Problem statement
Out of all the lines below, count those with the word "Konzept". Give the number only.

App and web page records
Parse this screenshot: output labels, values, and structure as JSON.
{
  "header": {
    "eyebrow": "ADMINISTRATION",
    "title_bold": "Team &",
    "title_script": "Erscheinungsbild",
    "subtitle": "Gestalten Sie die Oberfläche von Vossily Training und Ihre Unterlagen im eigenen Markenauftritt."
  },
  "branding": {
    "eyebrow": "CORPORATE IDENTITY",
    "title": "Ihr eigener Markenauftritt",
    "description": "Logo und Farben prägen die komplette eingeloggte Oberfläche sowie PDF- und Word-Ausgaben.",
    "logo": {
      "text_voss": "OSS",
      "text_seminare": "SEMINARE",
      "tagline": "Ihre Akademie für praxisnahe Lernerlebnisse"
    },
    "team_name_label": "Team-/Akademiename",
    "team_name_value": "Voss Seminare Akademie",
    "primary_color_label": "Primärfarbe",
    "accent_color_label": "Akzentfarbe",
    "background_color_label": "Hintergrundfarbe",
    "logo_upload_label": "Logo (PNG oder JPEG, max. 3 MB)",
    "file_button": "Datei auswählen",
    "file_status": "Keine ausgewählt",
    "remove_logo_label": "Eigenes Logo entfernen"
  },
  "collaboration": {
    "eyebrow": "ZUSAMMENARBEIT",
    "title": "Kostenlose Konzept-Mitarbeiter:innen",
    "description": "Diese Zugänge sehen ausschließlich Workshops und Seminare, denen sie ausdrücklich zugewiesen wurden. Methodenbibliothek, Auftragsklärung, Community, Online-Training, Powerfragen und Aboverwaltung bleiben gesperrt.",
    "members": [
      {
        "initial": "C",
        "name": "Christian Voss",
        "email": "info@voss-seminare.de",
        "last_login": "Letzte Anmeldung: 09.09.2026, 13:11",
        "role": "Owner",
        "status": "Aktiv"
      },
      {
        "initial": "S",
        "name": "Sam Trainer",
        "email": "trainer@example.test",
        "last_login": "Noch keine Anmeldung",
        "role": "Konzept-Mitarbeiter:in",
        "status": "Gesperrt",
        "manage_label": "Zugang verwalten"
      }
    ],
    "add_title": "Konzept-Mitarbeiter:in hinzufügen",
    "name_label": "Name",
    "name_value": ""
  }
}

Exercise answer
3